Now if only we can hammer out these details. One thing you have to be careful of in any script, is making too many people related to one another. I didn’t like that Phoebe was related to the lead prosecutor on Elijah’s original case. I didn’t like that she was having an affair with the Governor. These weren’t script killers by any means, but they were such tidy connections that I was always aware that they’d been written. The goal when you write a movie is to make the audience FORGET that they’re watching a fictional story. And I felt these things reminded them that they were.
Also, as I already mentioned, we needed to cut down the number of characters. Someone named Zora became a big deal late in the script, but I couldn’t remember who Zora was. Same deal with Hosea. He gets a big finale, but all I kept thinking was, “Who the hell is Hosea?” One thing writers forget is that the more information they pack into a reader’s head, the harder it is for readers to follow threads (and characters) that only pop up every once in awhile. If I’ve been forced to keep track of six subplots and a dozen characters and then you write a scene with a guy who hasn’t been mentioned in 40 pages, how am I supposed to remember that?
There’s no real rule-set for getting this right. You just have to be conscious of it. Maybe, for example, you find a way to get that absent character into a couple of more scenes so we don’t forget them.
Speaking of, I would’ve loved to have seen more of Henry, the prosecutor and Elijah’s nemesis. This guy is a huge player in the story, yet he’s kept behind the walls of his mansion, unseen by us, for 98% of the script! Our only insights into his life come from other characters talking about him. That’s not enough. We need to see the guy. We need to get to know him. Especially because of his connection to the ending.
Before I go, I want to deal with some major SPOILERS, so don’t read on if you don’t want to know the ending. There’s one huge coincidence that we have to buy into in order for this to work. And that’s that right when Henry is thrown into Elijah’s body, he gets amnesia, which is of course required for the story and the final twist to work. Is it explained anywhere why this happens? If not, I would consider addressing it in the next draft. I think it’s a great finale and I believe it works, but the fact that he doesn’t remember as soon as he arrives in Elijah’s body, then remembers RIGHT BEFORE his death is kinda convenient. I’d like that to be ironed out.
Despite these criticisms, I think this is a strong piece of writing. This kind of movie hasn’t hit the market in a awhile so its timing is perfect. Yeah it’s a little confusing in its current state. But even with the shortcomings I mentioned, it’s easily worth the read.
Script Link: The Black Soul Of Elijah Harden
[ ] What the hell did I just read?
[ ] wasn’t for me
[x] worth the read
[ ] impressive
[ ] genius
What I learned: Please, if you do nothing else, make sure there are no spelling or grammar or punctuation errors on the first page of your script.
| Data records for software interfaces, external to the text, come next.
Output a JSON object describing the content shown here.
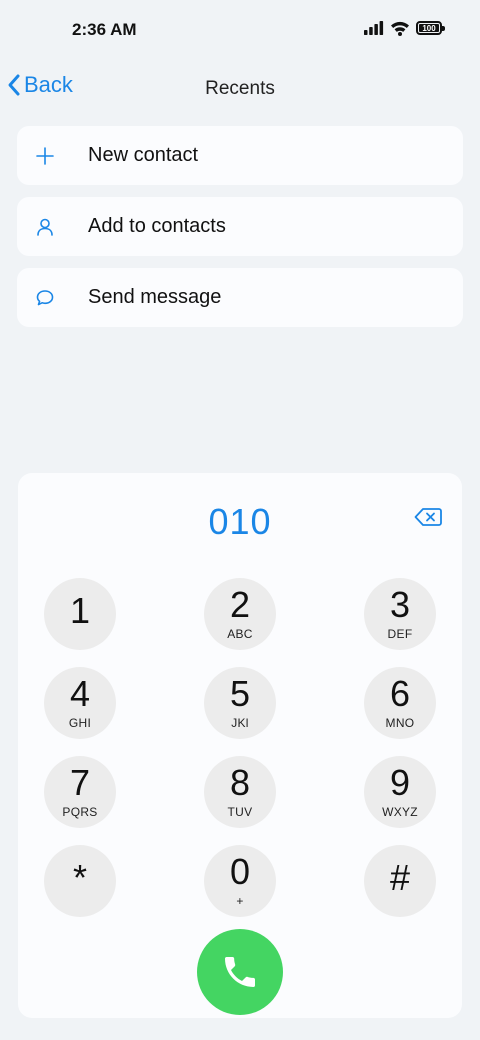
{
  "status_bar": {
    "time": "2:36 AM",
    "battery": "100",
    "battery_fraction": 1.0,
    "icons": [
      "signal-icon",
      "wifi-icon",
      "battery-icon"
    ]
  },
  "nav": {
    "back_label": "Back",
    "title": "Recents"
  },
  "actions": [
    {
      "label": "New contact",
      "icon": "plus-icon"
    },
    {
      "label": "Add to contacts",
      "icon": "person-icon"
    },
    {
      "label": "Send message",
      "icon": "message-bubble-icon"
    }
  ],
  "dialpad": {
    "display": "010",
    "keys": [
      {
        "digit": "1",
        "letters": ""
      },
      {
        "digit": "2",
        "letters": "ABC"
      },
      {
        "digit": "3",
        "letters": "DEF"
      },
      {
        "digit": "4",
        "letters": "GHI"
      },
      {
        "digit": "5",
        "letters": "JKl"
      },
      {
        "digit": "6",
        "letters": "MNO"
      },
      {
        "digit": "7",
        "letters": "PQRS"
      },
      {
        "digit": "8",
        "letters": "TUV"
      },
      {
        "digit": "9",
        "letters": "WXYZ"
      },
      {
        "digit": "*",
        "letters": ""
      },
      {
        "digit": "0",
        "letters": "+"
      },
      {
        "digit": "#",
        "letters": ""
      }
    ]
  },
  "colors": {
    "accent": "#1a86e6",
    "call_green": "#44d562",
    "background": "#f0f3f6",
    "card": "#fbfcfe",
    "key": "#ececec"
  }
}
I saw “it’s” instead of “its” on the ninth line (the very first paragraph!) and just cringed. Professional writers don’t make these mistakes. If you want to be taken seriously, you can’t make them either.